Issues / War & Peace
If President Bush wins a second term, can the world expect a radically different foreign policy in the Middle East and elsewhere?
September turned out to be a tragic escalation over preceding months in the multinational reach and catastrophic scale of exclusively human violence.
On the eve of the third anniversary of 9/11, the U.S. House of Representatives passed a resolution linking Iraq to the al-Qaida attacks on the World Trade Center and the Pentagon.
Both Republicans and Democrats have nominated presidential and vice-presidential candidates who have supported the war from the beginning and have pledged to continue fighting it for years to come.
Since September 11, 2001, American public diplomacy has been on a communication treadmill trying to find the "right" message that will win the hearts and minds of skeptical foreign publics.
The Bush administration heralds Indonesia as the world’s largest Muslim democracy and a crucial ally in the war on terrorism.
America received a frightening jolt when the International Atomic Energy Agency announced that heavy-duty explosives perfectly suited for terrorist bombing attacks had gone missing from critical sites in Iraq.
The Johns Hopkins Bloomberg School of Public Health study is the most reliable estimate to date of Iraqis killed in the 18 months after the March 2003 invasion.
The pageantry of the U.S. elections over the past few weeks hid from the eyes of many Americans the massing of U.S. troops on the outskirts of Fallujah.

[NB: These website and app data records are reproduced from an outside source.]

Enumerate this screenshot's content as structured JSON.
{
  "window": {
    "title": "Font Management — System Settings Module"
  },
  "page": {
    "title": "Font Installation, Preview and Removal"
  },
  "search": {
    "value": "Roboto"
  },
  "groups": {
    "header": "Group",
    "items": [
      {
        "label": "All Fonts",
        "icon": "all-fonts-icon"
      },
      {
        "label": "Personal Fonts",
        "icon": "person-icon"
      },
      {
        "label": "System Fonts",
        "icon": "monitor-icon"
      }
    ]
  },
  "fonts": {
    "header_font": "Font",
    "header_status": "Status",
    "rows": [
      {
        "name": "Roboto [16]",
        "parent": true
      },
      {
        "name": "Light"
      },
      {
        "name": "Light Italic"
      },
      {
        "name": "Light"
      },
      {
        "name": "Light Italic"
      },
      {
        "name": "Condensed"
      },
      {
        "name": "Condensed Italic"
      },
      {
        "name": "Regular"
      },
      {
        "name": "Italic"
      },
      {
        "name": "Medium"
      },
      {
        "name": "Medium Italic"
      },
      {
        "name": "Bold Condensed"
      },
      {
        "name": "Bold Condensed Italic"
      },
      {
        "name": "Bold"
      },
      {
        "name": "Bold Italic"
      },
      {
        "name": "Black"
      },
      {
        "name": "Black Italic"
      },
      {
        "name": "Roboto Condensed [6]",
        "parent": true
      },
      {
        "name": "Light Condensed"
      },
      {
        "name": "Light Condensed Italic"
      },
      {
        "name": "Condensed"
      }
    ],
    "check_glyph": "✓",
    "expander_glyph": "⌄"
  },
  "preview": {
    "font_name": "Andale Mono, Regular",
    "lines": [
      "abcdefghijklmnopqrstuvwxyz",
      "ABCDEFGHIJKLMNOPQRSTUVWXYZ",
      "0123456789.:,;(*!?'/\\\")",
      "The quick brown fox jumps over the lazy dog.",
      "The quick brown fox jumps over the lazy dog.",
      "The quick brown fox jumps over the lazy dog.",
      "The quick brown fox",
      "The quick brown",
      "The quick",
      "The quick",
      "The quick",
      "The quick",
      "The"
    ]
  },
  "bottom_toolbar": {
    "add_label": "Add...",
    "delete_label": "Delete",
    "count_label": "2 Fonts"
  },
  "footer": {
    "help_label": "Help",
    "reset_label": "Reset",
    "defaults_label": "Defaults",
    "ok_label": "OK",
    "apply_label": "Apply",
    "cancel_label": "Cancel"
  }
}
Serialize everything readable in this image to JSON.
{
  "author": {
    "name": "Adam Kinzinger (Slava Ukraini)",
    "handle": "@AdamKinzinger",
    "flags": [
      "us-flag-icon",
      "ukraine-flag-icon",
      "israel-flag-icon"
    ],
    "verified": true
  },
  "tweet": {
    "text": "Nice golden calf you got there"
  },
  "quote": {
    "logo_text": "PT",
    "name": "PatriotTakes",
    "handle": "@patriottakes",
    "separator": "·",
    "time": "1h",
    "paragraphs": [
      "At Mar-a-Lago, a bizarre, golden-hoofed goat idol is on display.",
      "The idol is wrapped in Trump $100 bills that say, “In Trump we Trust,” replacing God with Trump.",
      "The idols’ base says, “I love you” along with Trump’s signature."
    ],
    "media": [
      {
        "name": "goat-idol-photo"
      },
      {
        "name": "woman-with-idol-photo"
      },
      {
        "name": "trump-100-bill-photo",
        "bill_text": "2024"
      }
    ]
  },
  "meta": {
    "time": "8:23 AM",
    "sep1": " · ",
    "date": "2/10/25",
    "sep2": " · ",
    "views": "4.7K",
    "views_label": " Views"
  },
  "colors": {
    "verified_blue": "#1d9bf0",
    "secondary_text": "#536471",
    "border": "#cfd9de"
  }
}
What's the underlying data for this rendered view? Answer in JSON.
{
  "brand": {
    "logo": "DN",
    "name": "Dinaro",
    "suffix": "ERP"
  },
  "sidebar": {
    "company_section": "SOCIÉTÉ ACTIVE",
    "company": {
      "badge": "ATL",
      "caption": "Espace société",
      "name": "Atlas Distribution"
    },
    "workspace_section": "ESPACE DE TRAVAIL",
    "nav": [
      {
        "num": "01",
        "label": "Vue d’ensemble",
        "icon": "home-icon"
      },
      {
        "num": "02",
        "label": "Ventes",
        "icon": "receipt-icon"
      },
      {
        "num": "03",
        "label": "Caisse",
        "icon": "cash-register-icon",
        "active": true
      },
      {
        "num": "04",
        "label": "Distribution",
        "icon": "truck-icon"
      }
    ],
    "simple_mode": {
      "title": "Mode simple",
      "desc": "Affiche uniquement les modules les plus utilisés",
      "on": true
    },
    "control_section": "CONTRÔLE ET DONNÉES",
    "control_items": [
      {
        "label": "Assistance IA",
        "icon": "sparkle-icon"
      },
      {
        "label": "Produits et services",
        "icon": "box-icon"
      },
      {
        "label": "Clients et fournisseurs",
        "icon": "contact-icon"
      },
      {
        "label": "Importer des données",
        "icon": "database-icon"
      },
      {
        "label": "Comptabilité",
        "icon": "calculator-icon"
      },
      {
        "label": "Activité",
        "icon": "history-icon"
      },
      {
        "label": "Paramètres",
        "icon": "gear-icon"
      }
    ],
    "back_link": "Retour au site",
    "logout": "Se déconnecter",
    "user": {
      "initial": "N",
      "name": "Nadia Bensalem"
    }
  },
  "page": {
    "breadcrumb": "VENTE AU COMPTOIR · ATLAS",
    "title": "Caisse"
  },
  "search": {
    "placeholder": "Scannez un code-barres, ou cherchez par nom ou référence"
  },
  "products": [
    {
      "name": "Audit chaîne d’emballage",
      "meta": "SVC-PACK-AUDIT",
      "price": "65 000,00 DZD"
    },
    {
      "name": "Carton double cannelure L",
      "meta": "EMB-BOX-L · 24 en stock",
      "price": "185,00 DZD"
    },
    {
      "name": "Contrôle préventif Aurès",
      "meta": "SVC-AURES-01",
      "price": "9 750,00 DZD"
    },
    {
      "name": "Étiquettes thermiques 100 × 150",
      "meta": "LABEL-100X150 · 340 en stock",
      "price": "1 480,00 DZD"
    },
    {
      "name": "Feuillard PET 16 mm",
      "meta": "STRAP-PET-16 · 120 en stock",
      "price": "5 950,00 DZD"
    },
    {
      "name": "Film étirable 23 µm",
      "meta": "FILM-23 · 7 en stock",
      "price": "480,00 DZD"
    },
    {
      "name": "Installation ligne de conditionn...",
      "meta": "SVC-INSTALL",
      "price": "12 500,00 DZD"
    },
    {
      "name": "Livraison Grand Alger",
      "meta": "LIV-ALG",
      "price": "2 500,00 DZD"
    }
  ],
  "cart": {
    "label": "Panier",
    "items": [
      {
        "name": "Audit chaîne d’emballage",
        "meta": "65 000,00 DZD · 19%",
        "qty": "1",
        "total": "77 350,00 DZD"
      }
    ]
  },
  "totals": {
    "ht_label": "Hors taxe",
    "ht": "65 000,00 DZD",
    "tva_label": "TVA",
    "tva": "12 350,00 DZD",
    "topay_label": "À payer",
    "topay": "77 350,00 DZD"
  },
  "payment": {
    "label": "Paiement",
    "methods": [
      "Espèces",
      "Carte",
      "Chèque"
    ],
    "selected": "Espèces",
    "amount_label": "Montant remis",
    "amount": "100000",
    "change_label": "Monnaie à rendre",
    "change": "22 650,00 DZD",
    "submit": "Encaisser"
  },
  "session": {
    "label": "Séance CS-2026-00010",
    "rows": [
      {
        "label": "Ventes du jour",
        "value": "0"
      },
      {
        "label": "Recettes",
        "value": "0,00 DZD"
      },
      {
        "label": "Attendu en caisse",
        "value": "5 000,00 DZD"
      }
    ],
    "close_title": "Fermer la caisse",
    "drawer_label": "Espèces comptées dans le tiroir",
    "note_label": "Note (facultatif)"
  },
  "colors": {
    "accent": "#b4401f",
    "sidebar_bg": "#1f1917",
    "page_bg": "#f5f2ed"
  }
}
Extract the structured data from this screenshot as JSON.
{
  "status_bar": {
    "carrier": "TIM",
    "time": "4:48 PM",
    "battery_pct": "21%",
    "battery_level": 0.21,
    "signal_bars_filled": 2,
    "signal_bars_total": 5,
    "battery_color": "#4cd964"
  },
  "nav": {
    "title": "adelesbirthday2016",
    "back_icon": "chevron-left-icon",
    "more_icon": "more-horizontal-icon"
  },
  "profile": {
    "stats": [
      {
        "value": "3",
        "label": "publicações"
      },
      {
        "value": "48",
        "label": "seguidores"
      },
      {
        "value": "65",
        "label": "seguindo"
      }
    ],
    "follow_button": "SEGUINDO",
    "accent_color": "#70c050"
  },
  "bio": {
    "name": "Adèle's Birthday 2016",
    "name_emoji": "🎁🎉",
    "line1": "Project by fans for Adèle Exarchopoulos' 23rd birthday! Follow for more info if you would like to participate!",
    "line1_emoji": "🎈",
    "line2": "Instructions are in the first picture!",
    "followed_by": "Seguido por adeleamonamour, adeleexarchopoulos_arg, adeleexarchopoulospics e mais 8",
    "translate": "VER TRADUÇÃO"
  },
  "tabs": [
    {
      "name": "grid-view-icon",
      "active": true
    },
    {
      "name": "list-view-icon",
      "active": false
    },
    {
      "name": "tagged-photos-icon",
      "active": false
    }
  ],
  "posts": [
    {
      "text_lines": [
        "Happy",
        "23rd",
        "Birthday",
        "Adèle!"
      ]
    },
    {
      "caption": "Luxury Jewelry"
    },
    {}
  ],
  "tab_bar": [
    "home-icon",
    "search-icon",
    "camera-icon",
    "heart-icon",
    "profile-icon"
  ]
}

To date, efforts by the U.S. to recreate a stable, new order that incorporates the best traditions and practices of the past, nourishes expectations for the future, and meets the immediate needs of the population, have lagged significantly.